|Hawley, John C., S. J. "Charles Kingsley and
the Book of Nature," Anglican and Episcopal History Vol. 61, No.
4 (December 1991): 461-479.
Hawley examines Kingsley as natural theologian and his views on the
“meaning” of nature. He discusses Kingsley’s attempt to bridge the
ever widening gap between the claims of science and religion and to establish
a vocabulary that would be intelligible to and supportive of both fields.
In this respect he provides a comparison of Kingsley’s views on the theological
beliefs of and the search for meaning in Arnold, Huxley, and Darwin.
Kingsley’s aim, according to Hawley, “was to circumvent fears and cynicism,
and to move his readers into a world of scientific endeavor and Christian
cooperation. In choosing the commitment of faith over strict empiricism
he became for many, in an age of increasing dichotomy between the realms
of science and religion, a model of a Christian who hoped that the truths
of both would ultimately coalesce” (479).
Theology; Arnold, Matthew; Huxley;
Manlove, C. N. “Charles Kingsley
(1819-75) and The Water-Babies,” in his Modern Fantasy: Five
Studies (Cambridge: Cambridge University Press, 1975): 13-54.
Manlove relates this examination of the major
themes, theories, and stylistic devices of The Water-Babies to Kingsley's
wider views. He contends that we should be tentative about categorically
assigning a specific idea to Kingsley. The one constant is the protean
nature, the multiplicity, the diversity, the volatility, and uncertainty
of his thought. Kingsley's many contradictions have "a natural home" in
Water-Babies (17). Manlove believes that the split in Kingsley's
depiction of Tom's character not only lies at the root of the difficulties

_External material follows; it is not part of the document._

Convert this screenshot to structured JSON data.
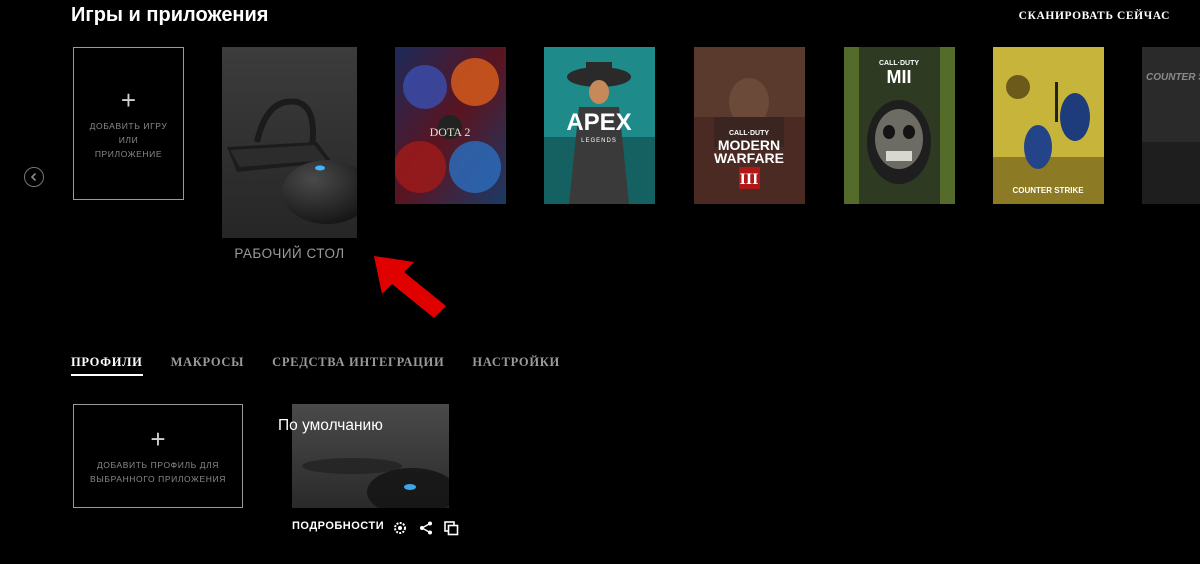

in The Water-Babies and Kingsley's other works but also mirrors
the manifest divisions in Kingsley's own personality and thought, for example
the divide between Kingsley the materialist and the mystic, between Kingsley

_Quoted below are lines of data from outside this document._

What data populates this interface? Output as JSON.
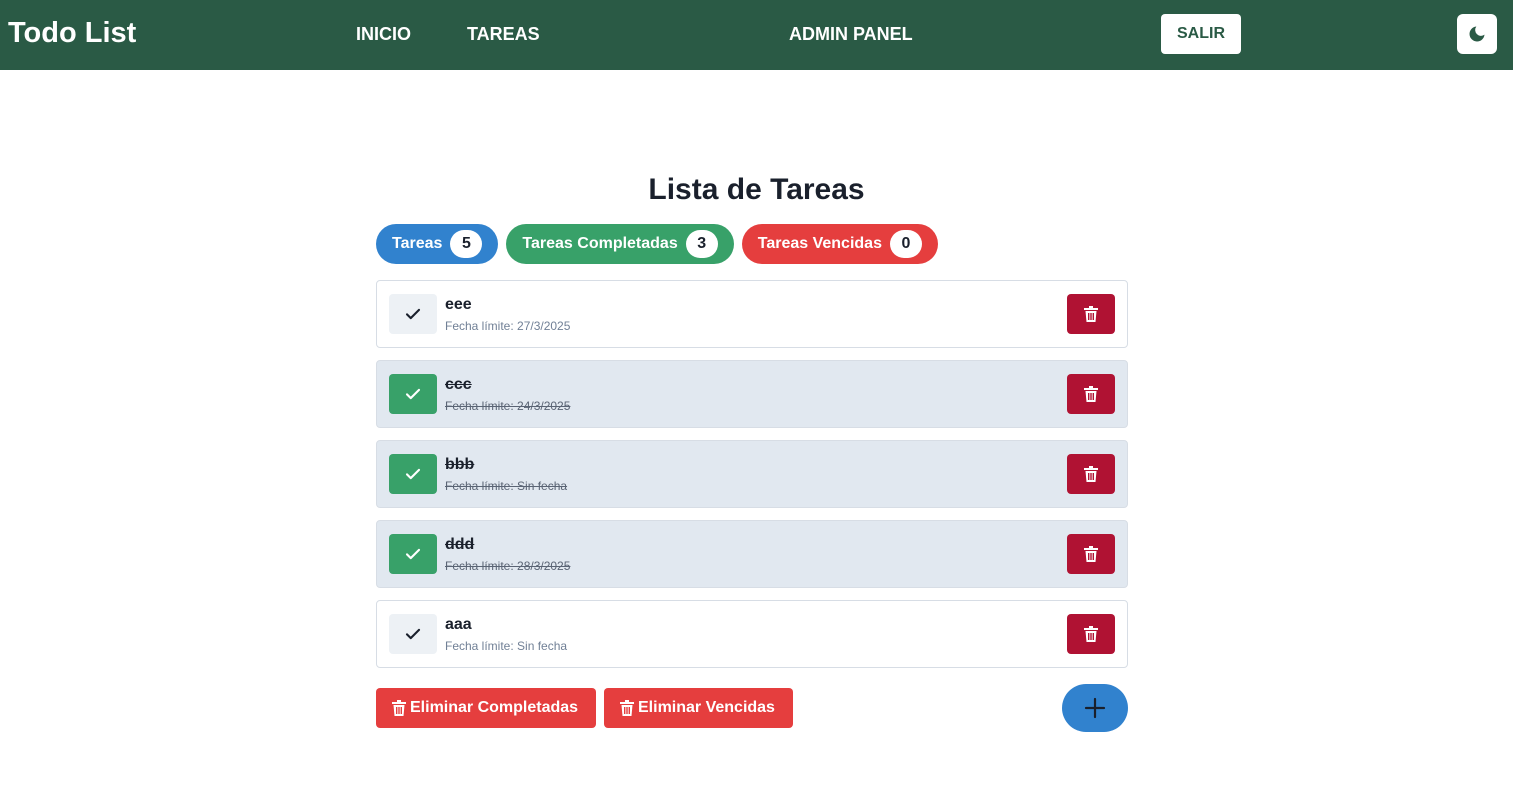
{
  "header": {
    "brand": "Todo List",
    "nav": {
      "inicio": "INICIO",
      "tareas": "TAREAS",
      "admin": "ADMIN PANEL"
    },
    "logout_label": "SALIR",
    "theme_icon": "moon-icon"
  },
  "main": {
    "title": "Lista de Tareas",
    "counters": [
      {
        "label": "Tareas",
        "count": "5",
        "color": "#3182ce"
      },
      {
        "label": "Tareas Completadas",
        "count": "3",
        "color": "#38a169"
      },
      {
        "label": "Tareas Vencidas",
        "count": "0",
        "color": "#e53e3e"
      }
    ],
    "tasks": [
      {
        "name": "eee",
        "due": "Fecha límite: 27/3/2025",
        "completed": false
      },
      {
        "name": "ccc",
        "due": "Fecha límite: 24/3/2025",
        "completed": true
      },
      {
        "name": "bbb",
        "due": "Fecha límite: Sin fecha",
        "completed": true
      },
      {
        "name": "ddd",
        "due": "Fecha límite: 28/3/2025",
        "completed": true
      },
      {
        "name": "aaa",
        "due": "Fecha límite: Sin fecha",
        "completed": false
      }
    ],
    "actions": {
      "delete_completed": "Eliminar Completadas",
      "delete_overdue": "Eliminar Vencidas",
      "add_icon": "plus-icon"
    }
  },
  "colors": {
    "header_bg": "#2a5a45",
    "delete_bg": "#b01233",
    "danger": "#e53e3e",
    "success": "#38a169",
    "primary": "#3182ce"
  }
}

as scientist and Christian. Manlove concludes that "Kingsley was not more
of a materialist than a mystic: rather he was each with divided faculties.

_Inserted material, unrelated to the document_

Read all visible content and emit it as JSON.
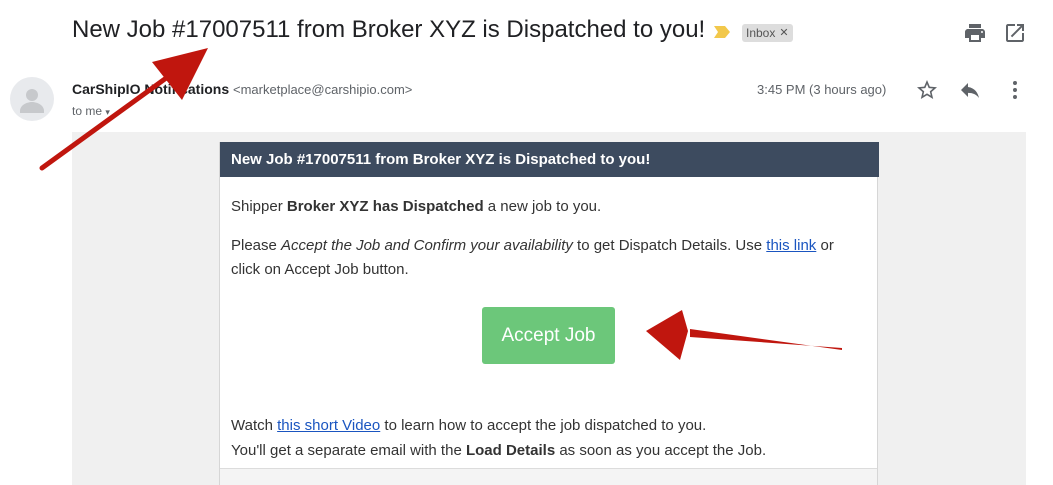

About the only thing that unites the dualism in himself and his work is
his vigour" (53).
in Kingsley; Natural Theology.
Muller, Charles H. “Spiritual Evolution and Muscular
Theology: Lessons from Kingsley’s Natural Theology,” Studies in English
Vol. 15 (March 1986): 24-34.
Kingsley’s understanding of the relationship between science and religion
is quite straightforward according to Muller. The natural world for
Kingsley everywhere reveals the work of God; everything physical is but
a reflection of the Eternal Realities. The work of the scientist
is essentially a glorification of the Creator. “As a religious thinker,
Kingsley was deductive and intuitive in his logic; as a scientific thinker,
he was inductive, seeing the infinite in the finite, or maxima in minimis,
as exemplified by the wonders of creation in so lowly a creature as the
spider-crab. In seeing the divine mirrored in a pebble or spore,
however, he was combining a scientific and religious vision of life –
uniting the function of the microscope and the telescope, as it were” (31).
Paradis, James G. “Satire
and Science in Victorian Culture,” in Bernard Lightman (ed.) Victorian
Science in Context (Chicago: University of Chicago Press, 1997): 143-175.
Paradis points out that though Kingsley was a
strong advocate of the scientific efforts of the likes of Lyell, Darwin,
and Huxley, he also eagerly sought a post-Darwinian equivalent to natural
theology. Kingsley considered that Victorian science was inadequate
in itself as a philosophy of life and caricatured its one-sided scientific
naturalist approach in The Water-Babies.
Theology; The Water-Babies.